EXERCISE REQUIREMENTS
In the entries below, how many lines contain "this"? Answer with the number and nothing else.

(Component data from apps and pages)
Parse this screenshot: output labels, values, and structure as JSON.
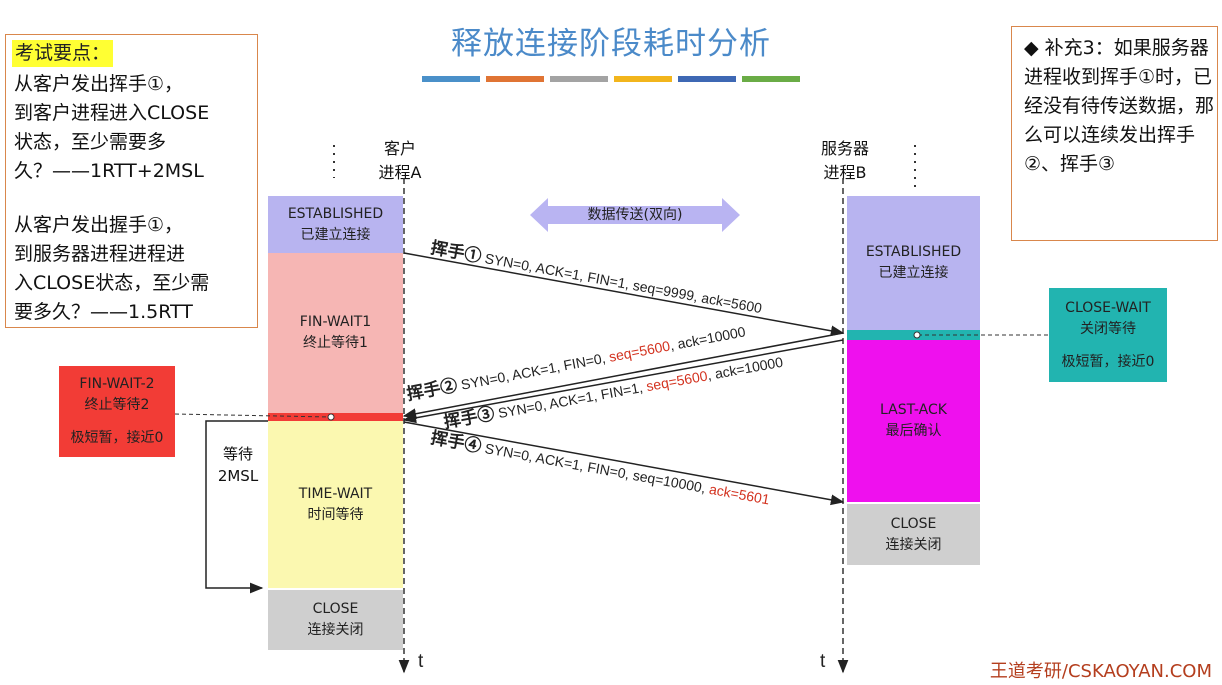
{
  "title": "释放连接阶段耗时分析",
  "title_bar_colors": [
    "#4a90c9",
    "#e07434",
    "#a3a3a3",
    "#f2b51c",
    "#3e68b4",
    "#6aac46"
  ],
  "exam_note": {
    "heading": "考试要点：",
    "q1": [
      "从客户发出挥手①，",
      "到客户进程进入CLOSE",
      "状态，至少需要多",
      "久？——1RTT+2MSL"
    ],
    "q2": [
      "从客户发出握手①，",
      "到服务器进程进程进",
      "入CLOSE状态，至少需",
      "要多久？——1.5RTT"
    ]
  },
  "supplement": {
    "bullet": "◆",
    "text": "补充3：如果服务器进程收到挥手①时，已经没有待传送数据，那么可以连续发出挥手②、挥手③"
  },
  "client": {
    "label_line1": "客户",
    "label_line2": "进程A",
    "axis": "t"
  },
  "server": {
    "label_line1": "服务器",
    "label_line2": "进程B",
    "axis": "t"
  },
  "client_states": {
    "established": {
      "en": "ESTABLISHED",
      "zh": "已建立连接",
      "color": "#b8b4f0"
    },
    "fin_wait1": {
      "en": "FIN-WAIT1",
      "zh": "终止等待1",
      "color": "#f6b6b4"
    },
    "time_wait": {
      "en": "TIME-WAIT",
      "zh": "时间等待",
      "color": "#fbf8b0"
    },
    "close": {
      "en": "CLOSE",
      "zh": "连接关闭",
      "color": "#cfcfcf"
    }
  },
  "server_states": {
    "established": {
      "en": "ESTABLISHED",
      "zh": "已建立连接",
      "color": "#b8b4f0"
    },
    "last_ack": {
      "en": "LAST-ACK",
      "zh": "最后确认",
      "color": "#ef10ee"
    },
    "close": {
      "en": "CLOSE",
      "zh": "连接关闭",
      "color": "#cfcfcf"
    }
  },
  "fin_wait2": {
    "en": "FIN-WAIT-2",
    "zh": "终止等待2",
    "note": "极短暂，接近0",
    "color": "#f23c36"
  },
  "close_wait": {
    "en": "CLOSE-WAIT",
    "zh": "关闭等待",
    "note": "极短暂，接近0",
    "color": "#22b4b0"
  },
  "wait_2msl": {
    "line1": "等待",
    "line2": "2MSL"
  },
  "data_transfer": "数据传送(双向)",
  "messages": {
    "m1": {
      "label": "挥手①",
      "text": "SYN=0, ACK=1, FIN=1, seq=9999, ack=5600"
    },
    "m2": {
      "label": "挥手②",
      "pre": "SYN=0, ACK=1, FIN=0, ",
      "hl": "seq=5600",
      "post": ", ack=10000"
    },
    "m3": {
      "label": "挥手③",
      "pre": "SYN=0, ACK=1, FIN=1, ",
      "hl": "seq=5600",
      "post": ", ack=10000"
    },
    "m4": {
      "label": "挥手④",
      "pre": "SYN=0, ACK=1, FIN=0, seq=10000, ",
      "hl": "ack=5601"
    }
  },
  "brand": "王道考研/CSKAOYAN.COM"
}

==

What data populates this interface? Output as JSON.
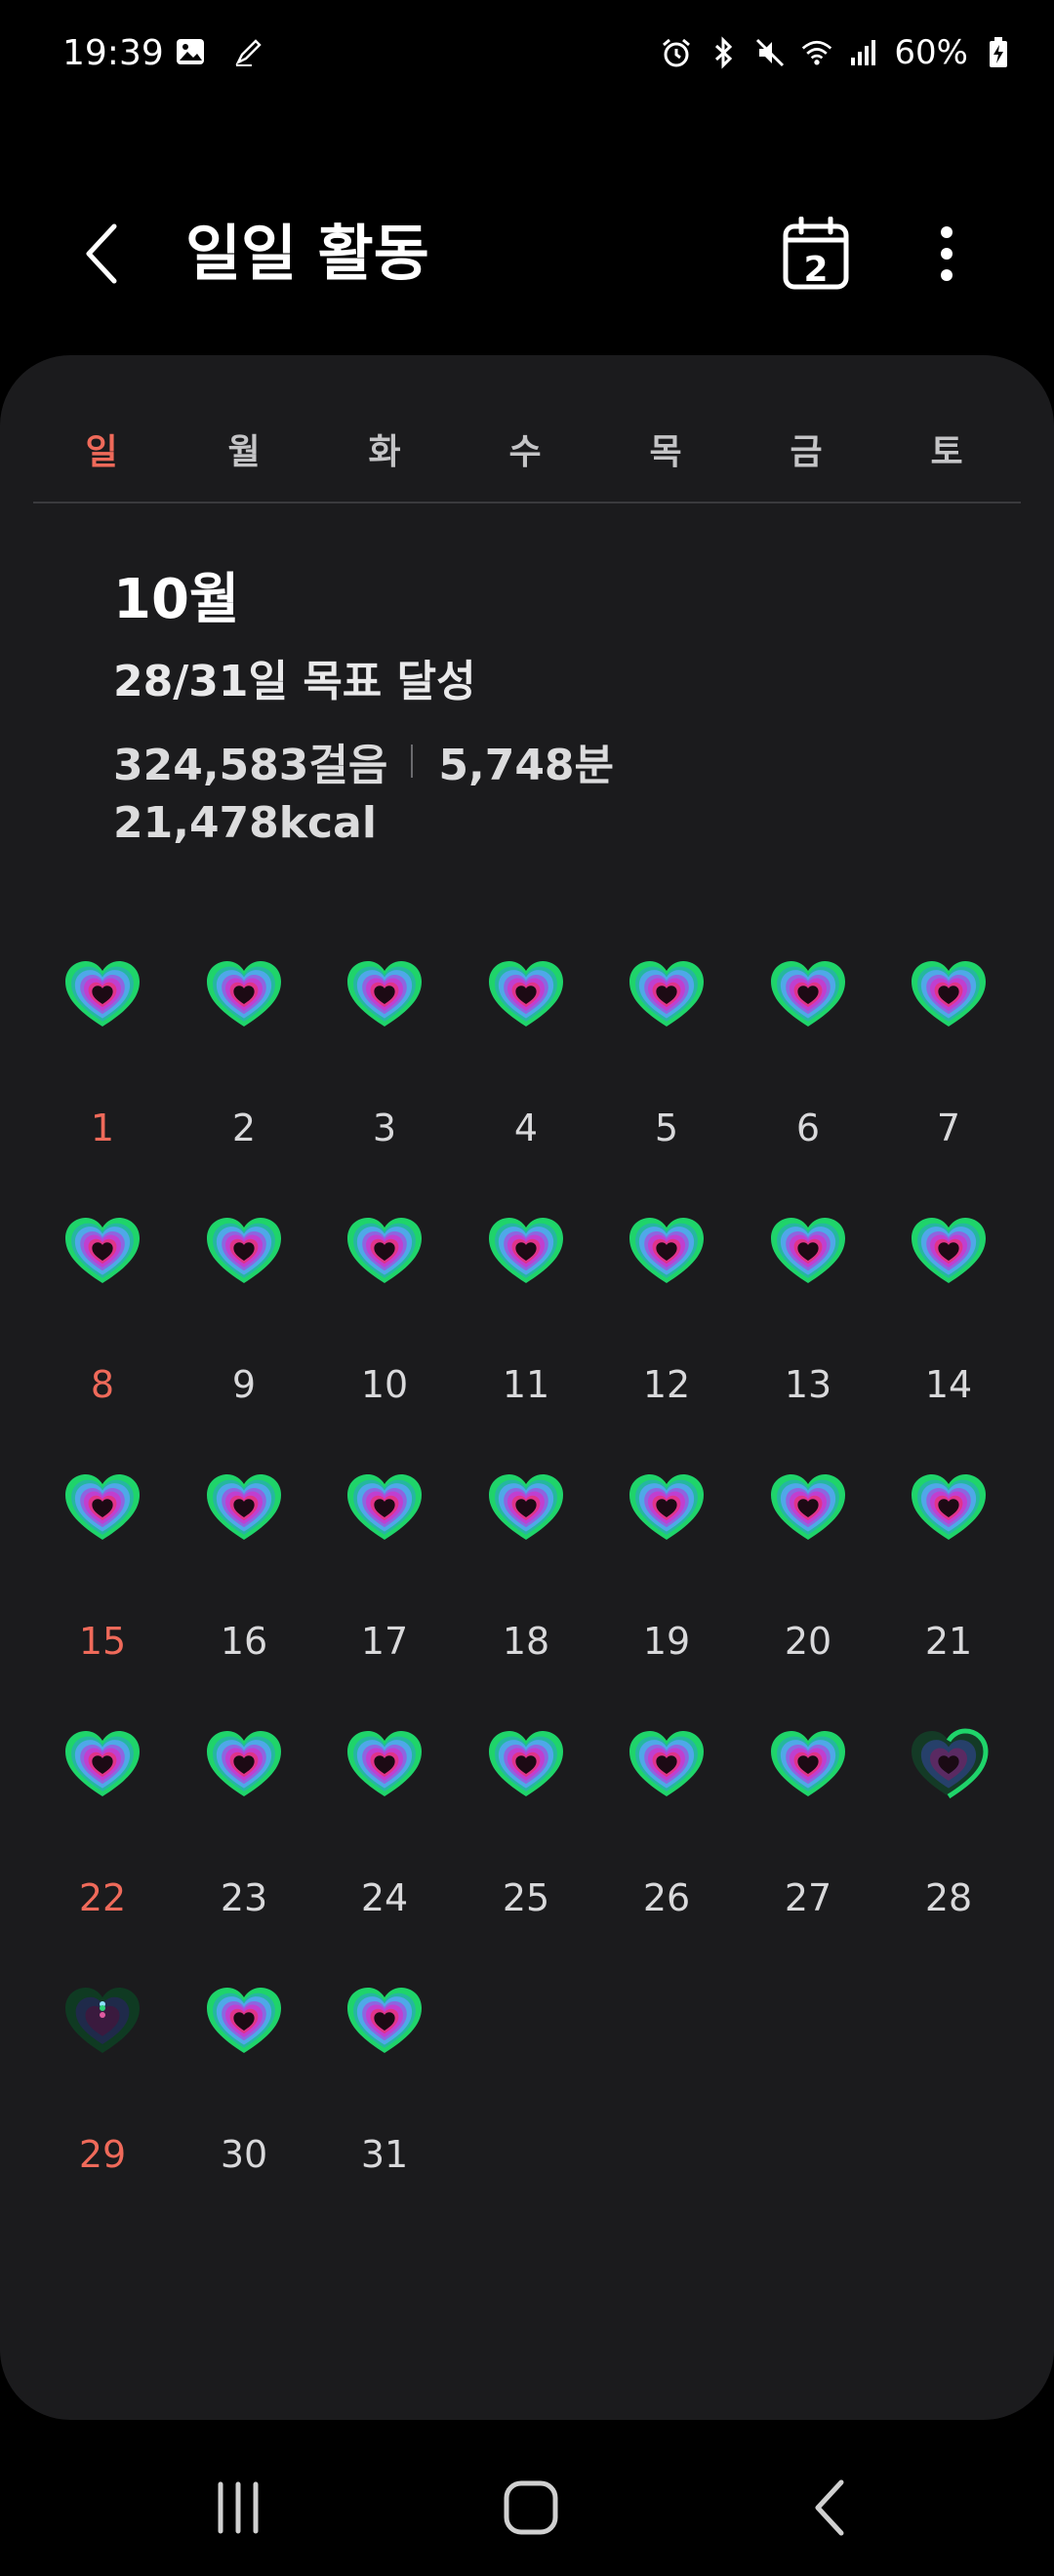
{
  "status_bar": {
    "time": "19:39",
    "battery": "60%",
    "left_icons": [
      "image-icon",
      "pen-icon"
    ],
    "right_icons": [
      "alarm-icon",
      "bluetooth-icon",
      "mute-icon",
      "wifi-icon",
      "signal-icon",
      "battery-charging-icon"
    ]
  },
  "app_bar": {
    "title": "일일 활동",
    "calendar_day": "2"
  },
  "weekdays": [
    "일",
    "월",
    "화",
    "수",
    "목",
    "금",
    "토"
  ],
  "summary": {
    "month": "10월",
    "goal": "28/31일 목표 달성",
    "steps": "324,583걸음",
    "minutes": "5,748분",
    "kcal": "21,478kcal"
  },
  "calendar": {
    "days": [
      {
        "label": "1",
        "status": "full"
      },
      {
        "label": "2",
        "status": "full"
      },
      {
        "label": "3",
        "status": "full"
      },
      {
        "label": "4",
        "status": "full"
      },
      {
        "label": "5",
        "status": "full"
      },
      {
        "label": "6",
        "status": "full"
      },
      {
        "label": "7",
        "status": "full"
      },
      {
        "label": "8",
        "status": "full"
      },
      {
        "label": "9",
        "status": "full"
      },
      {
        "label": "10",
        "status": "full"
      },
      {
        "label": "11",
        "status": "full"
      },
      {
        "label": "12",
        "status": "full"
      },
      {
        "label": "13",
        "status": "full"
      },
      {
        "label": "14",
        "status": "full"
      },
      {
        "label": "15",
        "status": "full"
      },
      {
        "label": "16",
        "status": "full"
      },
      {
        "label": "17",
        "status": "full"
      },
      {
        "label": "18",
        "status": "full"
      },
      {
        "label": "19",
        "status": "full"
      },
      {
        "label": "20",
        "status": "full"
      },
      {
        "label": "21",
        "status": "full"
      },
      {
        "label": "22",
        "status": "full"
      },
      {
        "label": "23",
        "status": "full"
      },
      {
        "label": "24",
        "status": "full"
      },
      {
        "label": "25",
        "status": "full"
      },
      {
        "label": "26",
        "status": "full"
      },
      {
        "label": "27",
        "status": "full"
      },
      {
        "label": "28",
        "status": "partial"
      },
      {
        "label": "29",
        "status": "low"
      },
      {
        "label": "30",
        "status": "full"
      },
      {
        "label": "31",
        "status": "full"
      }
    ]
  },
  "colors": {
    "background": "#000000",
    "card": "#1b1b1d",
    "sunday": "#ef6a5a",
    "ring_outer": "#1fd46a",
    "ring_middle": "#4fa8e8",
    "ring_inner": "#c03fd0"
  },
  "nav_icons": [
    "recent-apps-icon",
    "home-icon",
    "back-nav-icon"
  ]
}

SOLVED EXERCISE
2